EXERCISE:
An exact reproduction of the data below is the required answer.

[Records excerpted from a collection]
════════════════════
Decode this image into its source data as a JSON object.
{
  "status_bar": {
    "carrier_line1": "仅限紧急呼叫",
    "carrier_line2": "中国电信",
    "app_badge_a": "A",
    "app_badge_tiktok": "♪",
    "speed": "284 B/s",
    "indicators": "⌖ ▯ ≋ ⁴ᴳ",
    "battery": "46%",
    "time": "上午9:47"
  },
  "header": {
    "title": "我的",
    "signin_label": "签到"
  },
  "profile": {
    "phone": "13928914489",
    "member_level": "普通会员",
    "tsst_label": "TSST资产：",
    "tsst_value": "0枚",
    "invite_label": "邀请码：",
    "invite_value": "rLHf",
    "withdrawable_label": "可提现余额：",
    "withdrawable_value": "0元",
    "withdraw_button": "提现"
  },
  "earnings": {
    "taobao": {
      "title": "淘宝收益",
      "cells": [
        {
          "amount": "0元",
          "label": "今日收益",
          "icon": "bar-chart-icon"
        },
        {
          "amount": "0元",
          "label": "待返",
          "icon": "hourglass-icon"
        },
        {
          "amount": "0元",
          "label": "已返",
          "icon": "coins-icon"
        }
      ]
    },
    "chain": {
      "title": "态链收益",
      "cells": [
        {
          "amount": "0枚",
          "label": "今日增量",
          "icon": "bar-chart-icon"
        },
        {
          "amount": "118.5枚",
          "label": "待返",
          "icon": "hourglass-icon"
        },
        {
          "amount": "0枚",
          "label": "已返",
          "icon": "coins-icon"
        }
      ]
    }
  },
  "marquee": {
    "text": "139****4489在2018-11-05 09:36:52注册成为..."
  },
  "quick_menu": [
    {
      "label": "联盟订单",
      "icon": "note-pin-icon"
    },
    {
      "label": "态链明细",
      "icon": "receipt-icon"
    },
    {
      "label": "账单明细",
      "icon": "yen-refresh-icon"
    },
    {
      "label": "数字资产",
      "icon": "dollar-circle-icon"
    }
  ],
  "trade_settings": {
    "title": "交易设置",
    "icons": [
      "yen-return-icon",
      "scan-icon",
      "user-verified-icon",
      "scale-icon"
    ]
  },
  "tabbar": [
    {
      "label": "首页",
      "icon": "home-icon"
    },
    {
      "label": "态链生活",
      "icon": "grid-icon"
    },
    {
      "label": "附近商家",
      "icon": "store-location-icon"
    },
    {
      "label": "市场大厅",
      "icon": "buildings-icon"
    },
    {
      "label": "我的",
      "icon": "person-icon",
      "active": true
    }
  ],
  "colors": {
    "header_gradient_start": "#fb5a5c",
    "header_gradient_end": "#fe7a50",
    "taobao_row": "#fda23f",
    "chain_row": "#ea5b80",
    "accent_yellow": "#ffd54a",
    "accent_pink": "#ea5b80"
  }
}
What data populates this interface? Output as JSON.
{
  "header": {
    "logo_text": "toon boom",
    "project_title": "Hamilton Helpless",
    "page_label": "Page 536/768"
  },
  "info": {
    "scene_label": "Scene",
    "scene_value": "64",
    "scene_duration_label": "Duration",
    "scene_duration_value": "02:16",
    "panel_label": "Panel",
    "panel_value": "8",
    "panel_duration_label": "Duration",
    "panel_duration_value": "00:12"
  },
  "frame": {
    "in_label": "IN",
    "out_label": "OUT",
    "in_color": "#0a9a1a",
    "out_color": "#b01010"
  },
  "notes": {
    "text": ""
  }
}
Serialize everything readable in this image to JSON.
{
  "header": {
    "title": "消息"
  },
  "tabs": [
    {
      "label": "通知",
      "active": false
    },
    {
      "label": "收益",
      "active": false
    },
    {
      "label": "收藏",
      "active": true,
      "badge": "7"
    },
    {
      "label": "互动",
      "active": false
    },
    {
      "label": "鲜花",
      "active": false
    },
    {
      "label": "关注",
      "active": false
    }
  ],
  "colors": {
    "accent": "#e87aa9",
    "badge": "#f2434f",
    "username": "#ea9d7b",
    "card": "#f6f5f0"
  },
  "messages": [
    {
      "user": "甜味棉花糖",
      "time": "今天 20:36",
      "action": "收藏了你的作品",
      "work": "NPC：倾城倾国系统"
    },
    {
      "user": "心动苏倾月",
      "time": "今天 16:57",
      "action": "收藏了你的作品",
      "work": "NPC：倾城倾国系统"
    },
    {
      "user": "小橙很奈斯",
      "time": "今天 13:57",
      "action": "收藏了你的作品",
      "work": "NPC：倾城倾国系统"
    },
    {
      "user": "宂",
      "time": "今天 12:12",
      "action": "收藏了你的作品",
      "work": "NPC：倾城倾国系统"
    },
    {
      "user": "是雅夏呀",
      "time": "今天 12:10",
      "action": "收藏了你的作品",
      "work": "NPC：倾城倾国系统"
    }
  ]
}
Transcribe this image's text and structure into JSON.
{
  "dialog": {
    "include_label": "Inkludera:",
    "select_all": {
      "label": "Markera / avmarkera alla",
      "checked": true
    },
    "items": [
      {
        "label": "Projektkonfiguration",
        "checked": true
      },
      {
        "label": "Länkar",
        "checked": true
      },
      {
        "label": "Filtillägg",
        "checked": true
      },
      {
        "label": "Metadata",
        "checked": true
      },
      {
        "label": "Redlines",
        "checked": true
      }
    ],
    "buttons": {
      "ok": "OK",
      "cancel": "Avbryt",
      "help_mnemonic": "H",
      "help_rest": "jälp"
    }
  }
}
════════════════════
SOLUTION TO THE PROBLEM:
Decode this image into its source data as a JSON object.
{
  "status_bar": {
    "carrier_line1": "仅限紧急呼叫",
    "carrier_line2": "中国电信",
    "app_badge_a": "A",
    "app_badge_tiktok": "♪",
    "speed": "284 B/s",
    "indicators": "⌖ ▯ ≋ ⁴ᴳ",
    "battery": "46%",
    "time": "上午9:47"
  },
  "header": {
    "title": "我的",
    "signin_label": "签到"
  },
  "profile": {
    "phone": "13928914489",
    "member_level": "普通会员",
    "tsst_label": "TSST资产：",
    "tsst_value": "0枚",
    "invite_label": "邀请码：",
    "invite_value": "rLHf",
    "withdrawable_label": "可提现余额：",
    "withdrawable_value": "0元",
    "withdraw_button": "提现"
  },
  "earnings": {
    "taobao": {
      "title": "淘宝收益",
      "cells": [
        {
          "amount": "0元",
          "label": "今日收益",
          "icon": "bar-chart-icon"
        },
        {
          "amount": "0元",
          "label": "待返",
          "icon": "hourglass-icon"
        },
        {
          "amount": "0元",
          "label": "已返",
          "icon": "coins-icon"
        }
      ]
    },
    "chain": {
      "title": "态链收益",
      "cells": [
        {
          "amount": "0枚",
          "label": "今日增量",
          "icon": "bar-chart-icon"
        },
        {
          "amount": "118.5枚",
          "label": "待返",
          "icon": "hourglass-icon"
        },
        {
          "amount": "0枚",
          "label": "已返",
          "icon": "coins-icon"
        }
      ]
    }
  },
  "marquee": {
    "text": "139****4489在2018-11-05 09:36:52注册成为..."
  },
  "quick_menu": [
    {
      "label": "联盟订单",
      "icon": "note-pin-icon"
    },
    {
      "label": "态链明细",
      "icon": "receipt-icon"
    },
    {
      "label": "账单明细",
      "icon": "yen-refresh-icon"
    },
    {
      "label": "数字资产",
      "icon": "dollar-circle-icon"
    }
  ],
  "trade_settings": {
    "title": "交易设置",
    "icons": [
      "yen-return-icon",
      "scan-icon",
      "user-verified-icon",
      "scale-icon"
    ]
  },
  "tabbar": [
    {
      "label": "首页",
      "icon": "home-icon"
    },
    {
      "label": "态链生活",
      "icon": "grid-icon"
    },
    {
      "label": "附近商家",
      "icon": "store-location-icon"
    },
    {
      "label": "市场大厅",
      "icon": "buildings-icon"
    },
    {
      "label": "我的",
      "icon": "person-icon",
      "active": true
    }
  ],
  "colors": {
    "header_gradient_start": "#fb5a5c",
    "header_gradient_end": "#fe7a50",
    "taobao_row": "#fda23f",
    "chain_row": "#ea5b80",
    "accent_yellow": "#ffd54a",
    "accent_pink": "#ea5b80"
  }
}
What data populates this interface? Output as JSON.
{
  "header": {
    "logo_text": "toon boom",
    "project_title": "Hamilton Helpless",
    "page_label": "Page 536/768"
  },
  "info": {
    "scene_label": "Scene",
    "scene_value": "64",
    "scene_duration_label": "Duration",
    "scene_duration_value": "02:16",
    "panel_label": "Panel",
    "panel_value": "8",
    "panel_duration_label": "Duration",
    "panel_duration_value": "00:12"
  },
  "frame": {
    "in_label": "IN",
    "out_label": "OUT",
    "in_color": "#0a9a1a",
    "out_color": "#b01010"
  },
  "notes": {
    "text": ""
  }
}
Serialize everything readable in this image to JSON.
{
  "header": {
    "title": "消息"
  },
  "tabs": [
    {
      "label": "通知",
      "active": false
    },
    {
      "label": "收益",
      "active": false
    },
    {
      "label": "收藏",
      "active": true,
      "badge": "7"
    },
    {
      "label": "互动",
      "active": false
    },
    {
      "label": "鲜花",
      "active": false
    },
    {
      "label": "关注",
      "active": false
    }
  ],
  "colors": {
    "accent": "#e87aa9",
    "badge": "#f2434f",
    "username": "#ea9d7b",
    "card": "#f6f5f0"
  },
  "messages": [
    {
      "user": "甜味棉花糖",
      "time": "今天 20:36",
      "action": "收藏了你的作品",
      "work": "NPC：倾城倾国系统"
    },
    {
      "user": "心动苏倾月",
      "time": "今天 16:57",
      "action": "收藏了你的作品",
      "work": "NPC：倾城倾国系统"
    },
    {
      "user": "小橙很奈斯",
      "time": "今天 13:57",
      "action": "收藏了你的作品",
      "work": "NPC：倾城倾国系统"
    },
    {
      "user": "宂",
      "time": "今天 12:12",
      "action": "收藏了你的作品",
      "work": "NPC：倾城倾国系统"
    },
    {
      "user": "是雅夏呀",
      "time": "今天 12:10",
      "action": "收藏了你的作品",
      "work": "NPC：倾城倾国系统"
    }
  ]
}
Transcribe this image's text and structure into JSON.
{
  "dialog": {
    "include_label": "Inkludera:",
    "select_all": {
      "label": "Markera / avmarkera alla",
      "checked": true
    },
    "items": [
      {
        "label": "Projektkonfiguration",
        "checked": true
      },
      {
        "label": "Länkar",
        "checked": true
      },
      {
        "label": "Filtillägg",
        "checked": true
      },
      {
        "label": "Metadata",
        "checked": true
      },
      {
        "label": "Redlines",
        "checked": true
      }
    ],
    "buttons": {
      "ok": "OK",
      "cancel": "Avbryt",
      "help_mnemonic": "H",
      "help_rest": "jälp"
    }
  }
}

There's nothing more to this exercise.